The role of the Forensic Psychologist involves the assessment of risk (e.g. criminal behaviours, sexualised behaviours, child sexual exploitation, violence and self-harm) for young people and those around them. Forensic Psychologists use prevention techniques and interventions in order to avoid potential risk behaviours.
Psychotherapists work with individuals, couples, families and groups to help them overcome a range of psychological and emotional issues. Psychotherapists use personal treatment plans and a variety of non-medical-based treatments to: address the individual’s thought processes, feelings and behaviour; understand inner conflicts; find new ways to deal with, and alleviate, distress.
Psychotherapy usually involves talking, but other methods may be used – for example, play, art, music, drama and movement.

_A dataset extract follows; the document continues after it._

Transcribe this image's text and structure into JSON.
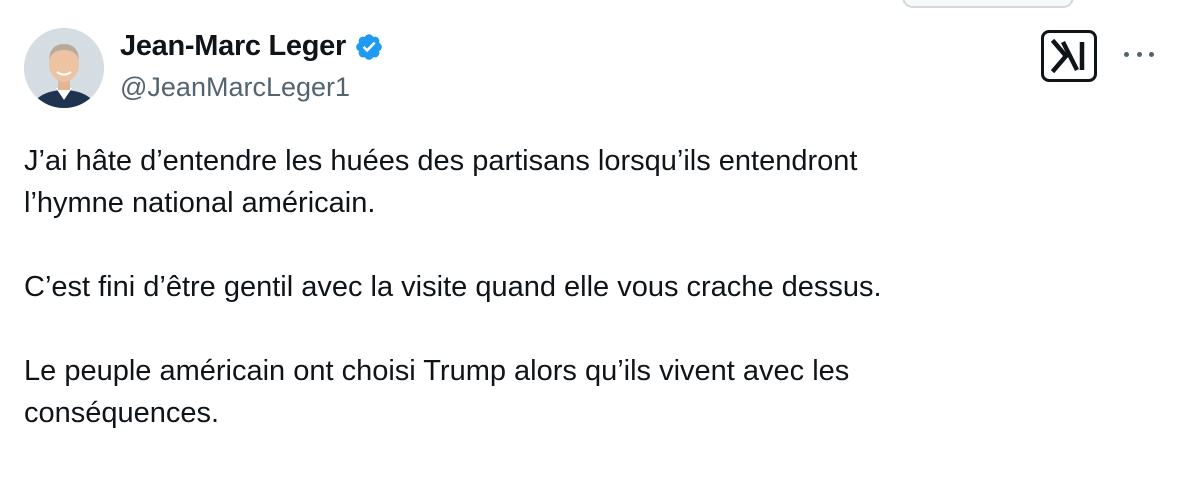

Educational psychology is concerned with children and young people in educational and early years settings. Educational psychologists tackle challenges such as learning difficulties, social and emotional problems, issues around disability as a well as more complex developmental disorders. They work in a variety of ways including observations, interviews and assessments and offer consultation, advice and support to teachers, parents and the wider community as well as the young people concerned. They research innovative ways of helping vulnerable young people and often train teachers, learning support assistants and others working with children.
Occupational Therapists help people of all ages with physical, mental and social disabilities to independently carry out everyday tasks or jobs with more independence and confidence. An Occupational Therapist may develop an individualised treatment programme for a client and may introduce equipment that will aid the client in their activities. Interventions are reviewed periodically in order to evaluate its progress and make changes where needed.
Speech and Language Therapists (SLT) assess and treat babies, children and adults who have various levels of speech, language and communication problems, or difficulties in swallowing, drinking or eating. The role includes dealing with a diverse client group, including people with physical and learning disabilities, hearing loss/deafness, psychiatric disorders or dementia, and could treat a range of conditions, including cleft palate, stammering, language delay and voice disorders.
The Assistant Psychologists seek to support the clinical team in relation to undertaking assessments, report writing, carrying out observations, updating databases, carrying out one-to-one or group interventions, research and audit.
All work carried out by the Assistant Psychologists is supervised by a qualified clinician and the clinical team lead.
Our Clinical Team